You write that You have automatic detection of DSD in Audirvana. I don't.... I have to use the settings "DSD over PCM standard 1.0". Bit puzzled that You are having automatic detection as I don´t?

arunmozhi's picture

I am a big fan of Mytek, and i had my reservations about M2Tech's Young DSD - but my man or man - i find the Young such a superb dac in every aspect - the catch here is the Young almost always must be had with its optional power supply the Van De Graff which i think (the young+vdf) combo defeats the Mytek Stereo 192 hands down in terms of control,timbre and resolution - its like its almost a different machine without the power supply, for those concerned with their budget i'd still recommend the Mytek which is a decent buy and a keeper at that price - for now i am retaining both the DACS - I slightly prefer the Young DSD a little more because of its fantastic pairing with my tube amp (with 10db gain - without any distortion) ; perhaps i'll only sell my Mytek for its new up and coming Manhattan for my Main Rig which cost 4x more...well done M2Tech!!!

cristiannasia's picture

hi Michael, thanks for your reports. I'm actually hesitating between these 2 dac and would like to have your opinion on which to pick, considering that i have an AYRE AX7 and Apertura Armonia speakers. it seems that mytek is more neutral and detailed, while Young is more soft / forgiving.

I love space 3d and details so i was thinking to favor the mytek. what do you think?
Thanks you for taking the time!


Michael Lavorgna's picture
I agree with your assessment - the Mytek sounds like a good choice for your preferences.


Hatisse's picture

I'm a beginner in this area and I was wondering, since I happen to have one at home, if this DAC could be used as an audio interface connecting midi controlled etc. to my computer?

evan's picture

how would m2tech's young sound in relation to teac 501?
Both have Burr-Brown PCM1795, so in what way would they sound different?
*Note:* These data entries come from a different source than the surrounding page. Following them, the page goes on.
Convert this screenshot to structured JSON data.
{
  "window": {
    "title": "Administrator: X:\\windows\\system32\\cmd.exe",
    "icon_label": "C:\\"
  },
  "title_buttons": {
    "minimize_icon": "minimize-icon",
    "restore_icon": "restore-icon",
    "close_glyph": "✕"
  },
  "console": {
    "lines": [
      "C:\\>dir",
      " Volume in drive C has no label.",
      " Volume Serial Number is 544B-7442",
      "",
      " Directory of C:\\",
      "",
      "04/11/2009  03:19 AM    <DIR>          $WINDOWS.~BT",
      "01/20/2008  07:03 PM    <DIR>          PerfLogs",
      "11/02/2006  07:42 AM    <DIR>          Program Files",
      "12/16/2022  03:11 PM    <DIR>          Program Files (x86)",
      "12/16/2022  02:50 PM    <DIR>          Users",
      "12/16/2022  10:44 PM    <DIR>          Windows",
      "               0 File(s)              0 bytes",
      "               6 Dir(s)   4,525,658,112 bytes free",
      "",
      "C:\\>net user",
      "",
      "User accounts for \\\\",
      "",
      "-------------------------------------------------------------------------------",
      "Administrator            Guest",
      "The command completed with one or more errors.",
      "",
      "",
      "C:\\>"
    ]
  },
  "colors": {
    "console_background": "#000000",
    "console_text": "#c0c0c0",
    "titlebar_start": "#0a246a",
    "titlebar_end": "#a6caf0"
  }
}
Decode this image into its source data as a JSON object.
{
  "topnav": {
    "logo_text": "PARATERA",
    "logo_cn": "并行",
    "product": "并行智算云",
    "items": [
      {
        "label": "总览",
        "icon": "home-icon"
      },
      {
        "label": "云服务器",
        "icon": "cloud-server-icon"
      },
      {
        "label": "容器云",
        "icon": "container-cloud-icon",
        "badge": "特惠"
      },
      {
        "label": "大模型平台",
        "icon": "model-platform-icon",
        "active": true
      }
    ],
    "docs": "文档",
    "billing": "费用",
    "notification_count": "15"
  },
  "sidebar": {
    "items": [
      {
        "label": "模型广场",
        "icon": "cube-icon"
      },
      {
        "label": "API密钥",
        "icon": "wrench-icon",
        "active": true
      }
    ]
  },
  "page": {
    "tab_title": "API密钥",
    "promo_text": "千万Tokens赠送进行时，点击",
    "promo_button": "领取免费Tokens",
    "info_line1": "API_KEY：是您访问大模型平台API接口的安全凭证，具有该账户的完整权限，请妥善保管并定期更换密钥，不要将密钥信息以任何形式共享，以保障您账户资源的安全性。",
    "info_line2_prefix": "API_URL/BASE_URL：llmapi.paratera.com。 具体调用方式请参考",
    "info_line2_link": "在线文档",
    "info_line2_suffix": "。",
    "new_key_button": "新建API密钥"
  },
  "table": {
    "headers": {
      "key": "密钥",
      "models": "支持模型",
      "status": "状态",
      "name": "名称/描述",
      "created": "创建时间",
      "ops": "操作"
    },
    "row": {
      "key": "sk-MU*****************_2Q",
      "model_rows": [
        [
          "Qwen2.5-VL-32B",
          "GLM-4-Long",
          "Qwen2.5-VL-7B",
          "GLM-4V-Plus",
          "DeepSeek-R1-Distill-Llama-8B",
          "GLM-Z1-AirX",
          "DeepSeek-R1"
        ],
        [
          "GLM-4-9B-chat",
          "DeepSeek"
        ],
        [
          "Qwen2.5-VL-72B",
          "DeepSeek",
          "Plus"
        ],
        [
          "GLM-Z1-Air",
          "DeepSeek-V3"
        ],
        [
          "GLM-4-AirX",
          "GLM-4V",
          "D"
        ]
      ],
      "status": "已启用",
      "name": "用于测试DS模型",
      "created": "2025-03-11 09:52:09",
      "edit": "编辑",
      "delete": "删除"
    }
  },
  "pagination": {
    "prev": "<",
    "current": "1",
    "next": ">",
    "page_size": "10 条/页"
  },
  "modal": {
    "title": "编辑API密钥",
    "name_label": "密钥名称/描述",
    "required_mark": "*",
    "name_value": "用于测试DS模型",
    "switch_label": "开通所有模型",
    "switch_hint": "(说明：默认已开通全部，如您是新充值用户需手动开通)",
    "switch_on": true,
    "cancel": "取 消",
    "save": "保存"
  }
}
did you have the chance to hear both of them with focal solo 6be or with the adams A3's? what were the differences?
thabnk you